[Task to complete] Copy each of the records exactly.

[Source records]
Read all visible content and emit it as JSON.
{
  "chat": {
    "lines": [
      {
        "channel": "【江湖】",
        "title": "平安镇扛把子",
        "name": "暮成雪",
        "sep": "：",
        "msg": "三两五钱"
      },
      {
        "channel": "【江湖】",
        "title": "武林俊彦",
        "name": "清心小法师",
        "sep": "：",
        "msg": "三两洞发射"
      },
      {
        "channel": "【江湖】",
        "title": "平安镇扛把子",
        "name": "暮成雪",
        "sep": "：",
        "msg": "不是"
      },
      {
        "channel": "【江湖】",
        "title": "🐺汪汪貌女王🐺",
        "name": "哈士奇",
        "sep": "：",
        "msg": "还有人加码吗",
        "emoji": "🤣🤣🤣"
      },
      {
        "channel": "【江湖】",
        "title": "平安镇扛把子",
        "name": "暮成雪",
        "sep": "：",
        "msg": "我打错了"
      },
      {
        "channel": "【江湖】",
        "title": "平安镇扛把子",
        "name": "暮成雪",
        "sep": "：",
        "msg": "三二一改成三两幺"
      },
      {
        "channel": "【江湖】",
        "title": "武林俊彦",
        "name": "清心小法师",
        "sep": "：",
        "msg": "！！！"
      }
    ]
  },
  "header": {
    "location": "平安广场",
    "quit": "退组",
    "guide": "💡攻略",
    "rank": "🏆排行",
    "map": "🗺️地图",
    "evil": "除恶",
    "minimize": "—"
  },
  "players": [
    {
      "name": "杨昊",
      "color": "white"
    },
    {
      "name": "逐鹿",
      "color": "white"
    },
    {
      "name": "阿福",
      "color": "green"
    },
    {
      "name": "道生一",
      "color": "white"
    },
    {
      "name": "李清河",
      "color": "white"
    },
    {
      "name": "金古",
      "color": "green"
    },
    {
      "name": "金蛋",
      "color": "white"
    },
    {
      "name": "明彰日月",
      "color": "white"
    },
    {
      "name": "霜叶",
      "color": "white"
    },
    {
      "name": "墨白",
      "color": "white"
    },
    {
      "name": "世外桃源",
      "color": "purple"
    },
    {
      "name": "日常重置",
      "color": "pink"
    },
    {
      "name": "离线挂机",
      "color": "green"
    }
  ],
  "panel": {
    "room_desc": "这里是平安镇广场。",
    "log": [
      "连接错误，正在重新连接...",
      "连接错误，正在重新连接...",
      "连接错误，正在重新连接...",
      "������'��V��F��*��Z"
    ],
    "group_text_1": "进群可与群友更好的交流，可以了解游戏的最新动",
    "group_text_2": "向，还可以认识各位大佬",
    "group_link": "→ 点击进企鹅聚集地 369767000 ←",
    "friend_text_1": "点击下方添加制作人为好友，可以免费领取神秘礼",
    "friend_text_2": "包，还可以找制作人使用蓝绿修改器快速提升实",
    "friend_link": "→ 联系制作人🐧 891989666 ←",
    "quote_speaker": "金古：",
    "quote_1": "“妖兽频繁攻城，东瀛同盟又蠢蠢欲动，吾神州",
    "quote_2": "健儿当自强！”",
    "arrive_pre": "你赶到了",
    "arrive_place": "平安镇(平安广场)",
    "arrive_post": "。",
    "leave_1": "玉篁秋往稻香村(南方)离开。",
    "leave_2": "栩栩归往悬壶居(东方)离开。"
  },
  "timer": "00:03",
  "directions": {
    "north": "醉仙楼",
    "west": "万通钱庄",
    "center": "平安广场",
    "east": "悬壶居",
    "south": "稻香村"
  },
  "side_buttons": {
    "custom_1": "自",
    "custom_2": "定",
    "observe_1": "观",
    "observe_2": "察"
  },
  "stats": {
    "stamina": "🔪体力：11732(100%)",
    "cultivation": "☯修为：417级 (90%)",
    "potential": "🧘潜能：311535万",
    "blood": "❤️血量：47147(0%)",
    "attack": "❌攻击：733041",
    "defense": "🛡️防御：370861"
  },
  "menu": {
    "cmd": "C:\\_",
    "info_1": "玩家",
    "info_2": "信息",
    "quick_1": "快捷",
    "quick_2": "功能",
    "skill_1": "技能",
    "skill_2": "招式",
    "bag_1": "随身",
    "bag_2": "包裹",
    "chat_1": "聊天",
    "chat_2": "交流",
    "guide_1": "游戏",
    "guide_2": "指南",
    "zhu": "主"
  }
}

[Response area]
Read all visible content and emit it as JSON.
{
  "chat": {
    "lines": [
      {
        "channel": "【江湖】",
        "title": "平安镇扛把子",
        "name": "暮成雪",
        "sep": "：",
        "msg": "三两五钱"
      },
      {
        "channel": "【江湖】",
        "title": "武林俊彦",
        "name": "清心小法师",
        "sep": "：",
        "msg": "三两洞发射"
      },
      {
        "channel": "【江湖】",
        "title": "平安镇扛把子",
        "name": "暮成雪",
        "sep": "：",
        "msg": "不是"
      },
      {
        "channel": "【江湖】",
        "title": "🐺汪汪貌女王🐺",
        "name": "哈士奇",
        "sep": "：",
        "msg": "还有人加码吗",
        "emoji": "🤣🤣🤣"
      },
      {
        "channel": "【江湖】",
        "title": "平安镇扛把子",
        "name": "暮成雪",
        "sep": "：",
        "msg": "我打错了"
      },
      {
        "channel": "【江湖】",
        "title": "平安镇扛把子",
        "name": "暮成雪",
        "sep": "：",
        "msg": "三二一改成三两幺"
      },
      {
        "channel": "【江湖】",
        "title": "武林俊彦",
        "name": "清心小法师",
        "sep": "：",
        "msg": "！！！"
      }
    ]
  },
  "header": {
    "location": "平安广场",
    "quit": "退组",
    "guide": "💡攻略",
    "rank": "🏆排行",
    "map": "🗺️地图",
    "evil": "除恶",
    "minimize": "—"
  },
  "players": [
    {
      "name": "杨昊",
      "color": "white"
    },
    {
      "name": "逐鹿",
      "color": "white"
    },
    {
      "name": "阿福",
      "color": "green"
    },
    {
      "name": "道生一",
      "color": "white"
    },
    {
      "name": "李清河",
      "color": "white"
    },
    {
      "name": "金古",
      "color": "green"
    },
    {
      "name": "金蛋",
      "color": "white"
    },
    {
      "name": "明彰日月",
      "color": "white"
    },
    {
      "name": "霜叶",
      "color": "white"
    },
    {
      "name": "墨白",
      "color": "white"
    },
    {
      "name": "世外桃源",
      "color": "purple"
    },
    {
      "name": "日常重置",
      "color": "pink"
    },
    {
      "name": "离线挂机",
      "color": "green"
    }
  ],
  "panel": {
    "room_desc": "这里是平安镇广场。",
    "log": [
      "连接错误，正在重新连接...",
      "连接错误，正在重新连接...",
      "连接错误，正在重新连接...",
      "������'��V��F��*��Z"
    ],
    "group_text_1": "进群可与群友更好的交流，可以了解游戏的最新动",
    "group_text_2": "向，还可以认识各位大佬",
    "group_link": "→ 点击进企鹅聚集地 369767000 ←",
    "friend_text_1": "点击下方添加制作人为好友，可以免费领取神秘礼",
    "friend_text_2": "包，还可以找制作人使用蓝绿修改器快速提升实",
    "friend_link": "→ 联系制作人🐧 891989666 ←",
    "quote_speaker": "金古：",
    "quote_1": "“妖兽频繁攻城，东瀛同盟又蠢蠢欲动，吾神州",
    "quote_2": "健儿当自强！”",
    "arrive_pre": "你赶到了",
    "arrive_place": "平安镇(平安广场)",
    "arrive_post": "。",
    "leave_1": "玉篁秋往稻香村(南方)离开。",
    "leave_2": "栩栩归往悬壶居(东方)离开。"
  },
  "timer": "00:03",
  "directions": {
    "north": "醉仙楼",
    "west": "万通钱庄",
    "center": "平安广场",
    "east": "悬壶居",
    "south": "稻香村"
  },
  "side_buttons": {
    "custom_1": "自",
    "custom_2": "定",
    "observe_1": "观",
    "observe_2": "察"
  },
  "stats": {
    "stamina": "🔪体力：11732(100%)",
    "cultivation": "☯修为：417级 (90%)",
    "potential": "🧘潜能：311535万",
    "blood": "❤️血量：47147(0%)",
    "attack": "❌攻击：733041",
    "defense": "🛡️防御：370861"
  },
  "menu": {
    "cmd": "C:\\_",
    "info_1": "玩家",
    "info_2": "信息",
    "quick_1": "快捷",
    "quick_2": "功能",
    "skill_1": "技能",
    "skill_2": "招式",
    "bag_1": "随身",
    "bag_2": "包裹",
    "chat_1": "聊天",
    "chat_2": "交流",
    "guide_1": "游戏",
    "guide_2": "指南",
    "zhu": "主"
  }
}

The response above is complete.